Exercise data

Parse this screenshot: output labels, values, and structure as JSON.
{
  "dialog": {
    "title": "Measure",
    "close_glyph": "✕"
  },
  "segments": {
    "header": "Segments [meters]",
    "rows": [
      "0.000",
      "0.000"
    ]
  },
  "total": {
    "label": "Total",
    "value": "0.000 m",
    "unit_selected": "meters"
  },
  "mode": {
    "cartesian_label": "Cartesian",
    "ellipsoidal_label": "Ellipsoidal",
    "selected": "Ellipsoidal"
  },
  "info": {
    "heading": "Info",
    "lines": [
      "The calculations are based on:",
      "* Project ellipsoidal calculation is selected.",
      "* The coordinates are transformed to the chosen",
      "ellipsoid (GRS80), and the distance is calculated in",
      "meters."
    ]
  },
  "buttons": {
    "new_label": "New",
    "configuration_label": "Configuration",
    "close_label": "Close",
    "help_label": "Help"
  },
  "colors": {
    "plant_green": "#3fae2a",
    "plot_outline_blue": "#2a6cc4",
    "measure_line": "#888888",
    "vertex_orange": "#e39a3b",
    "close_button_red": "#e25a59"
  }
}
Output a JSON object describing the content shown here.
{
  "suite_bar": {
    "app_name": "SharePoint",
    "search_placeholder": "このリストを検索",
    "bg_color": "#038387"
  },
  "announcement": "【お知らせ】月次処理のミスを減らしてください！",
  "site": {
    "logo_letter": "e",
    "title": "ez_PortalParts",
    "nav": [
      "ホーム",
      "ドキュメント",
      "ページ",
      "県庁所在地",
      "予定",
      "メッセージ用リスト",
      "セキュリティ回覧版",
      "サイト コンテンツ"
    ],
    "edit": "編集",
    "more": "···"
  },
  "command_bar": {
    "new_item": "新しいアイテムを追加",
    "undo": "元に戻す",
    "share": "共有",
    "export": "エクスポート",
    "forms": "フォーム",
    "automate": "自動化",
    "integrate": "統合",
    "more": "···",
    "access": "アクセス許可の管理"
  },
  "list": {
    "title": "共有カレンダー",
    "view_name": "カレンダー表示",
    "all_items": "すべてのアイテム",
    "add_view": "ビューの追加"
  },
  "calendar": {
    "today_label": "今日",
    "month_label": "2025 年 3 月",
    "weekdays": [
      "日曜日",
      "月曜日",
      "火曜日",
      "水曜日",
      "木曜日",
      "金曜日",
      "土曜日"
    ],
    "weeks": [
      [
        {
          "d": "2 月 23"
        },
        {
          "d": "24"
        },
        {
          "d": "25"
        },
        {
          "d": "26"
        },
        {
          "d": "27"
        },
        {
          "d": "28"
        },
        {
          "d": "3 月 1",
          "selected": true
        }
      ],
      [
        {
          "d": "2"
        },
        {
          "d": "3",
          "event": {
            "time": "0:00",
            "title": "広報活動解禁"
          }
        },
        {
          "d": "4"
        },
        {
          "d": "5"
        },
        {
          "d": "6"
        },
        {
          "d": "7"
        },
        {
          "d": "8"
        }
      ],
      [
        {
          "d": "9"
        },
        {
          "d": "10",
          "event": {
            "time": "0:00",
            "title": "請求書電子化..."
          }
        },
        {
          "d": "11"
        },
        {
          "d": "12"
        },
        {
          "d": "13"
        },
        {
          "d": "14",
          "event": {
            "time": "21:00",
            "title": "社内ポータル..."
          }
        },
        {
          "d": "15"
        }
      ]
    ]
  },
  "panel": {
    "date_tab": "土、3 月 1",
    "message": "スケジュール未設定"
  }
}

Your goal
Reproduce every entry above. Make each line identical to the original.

Answer for the task
Parse this screenshot: output labels, values, and structure as JSON.
{
  "dialog": {
    "title": "Measure",
    "close_glyph": "✕"
  },
  "segments": {
    "header": "Segments [meters]",
    "rows": [
      "0.000",
      "0.000"
    ]
  },
  "total": {
    "label": "Total",
    "value": "0.000 m",
    "unit_selected": "meters"
  },
  "mode": {
    "cartesian_label": "Cartesian",
    "ellipsoidal_label": "Ellipsoidal",
    "selected": "Ellipsoidal"
  },
  "info": {
    "heading": "Info",
    "lines": [
      "The calculations are based on:",
      "* Project ellipsoidal calculation is selected.",
      "* The coordinates are transformed to the chosen",
      "ellipsoid (GRS80), and the distance is calculated in",
      "meters."
    ]
  },
  "buttons": {
    "new_label": "New",
    "configuration_label": "Configuration",
    "close_label": "Close",
    "help_label": "Help"
  },
  "colors": {
    "plant_green": "#3fae2a",
    "plot_outline_blue": "#2a6cc4",
    "measure_line": "#888888",
    "vertex_orange": "#e39a3b",
    "close_button_red": "#e25a59"
  }
}
Output a JSON object describing the content shown here.
{
  "suite_bar": {
    "app_name": "SharePoint",
    "search_placeholder": "このリストを検索",
    "bg_color": "#038387"
  },
  "announcement": "【お知らせ】月次処理のミスを減らしてください！",
  "site": {
    "logo_letter": "e",
    "title": "ez_PortalParts",
    "nav": [
      "ホーム",
      "ドキュメント",
      "ページ",
      "県庁所在地",
      "予定",
      "メッセージ用リスト",
      "セキュリティ回覧版",
      "サイト コンテンツ"
    ],
    "edit": "編集",
    "more": "···"
  },
  "command_bar": {
    "new_item": "新しいアイテムを追加",
    "undo": "元に戻す",
    "share": "共有",
    "export": "エクスポート",
    "forms": "フォーム",
    "automate": "自動化",
    "integrate": "統合",
    "more": "···",
    "access": "アクセス許可の管理"
  },
  "list": {
    "title": "共有カレンダー",
    "view_name": "カレンダー表示",
    "all_items": "すべてのアイテム",
    "add_view": "ビューの追加"
  },
  "calendar": {
    "today_label": "今日",
    "month_label": "2025 年 3 月",
    "weekdays": [
      "日曜日",
      "月曜日",
      "火曜日",
      "水曜日",
      "木曜日",
      "金曜日",
      "土曜日"
    ],
    "weeks": [
      [
        {
          "d": "2 月 23"
        },
        {
          "d": "24"
        },
        {
          "d": "25"
        },
        {
          "d": "26"
        },
        {
          "d": "27"
        },
        {
          "d": "28"
        },
        {
          "d": "3 月 1",
          "selected": true
        }
      ],
      [
        {
          "d": "2"
        },
        {
          "d": "3",
          "event": {
            "time": "0:00",
            "title": "広報活動解禁"
          }
        },
        {
          "d": "4"
        },
        {
          "d": "5"
        },
        {
          "d": "6"
        },
        {
          "d": "7"
        },
        {
          "d": "8"
        }
      ],
      [
        {
          "d": "9"
        },
        {
          "d": "10",
          "event": {
            "time": "0:00",
            "title": "請求書電子化..."
          }
        },
        {
          "d": "11"
        },
        {
          "d": "12"
        },
        {
          "d": "13"
        },
        {
          "d": "14",
          "event": {
            "time": "21:00",
            "title": "社内ポータル..."
          }
        },
        {
          "d": "15"
        }
      ]
    ]
  },
  "panel": {
    "date_tab": "土、3 月 1",
    "message": "スケジュール未設定"
  }
}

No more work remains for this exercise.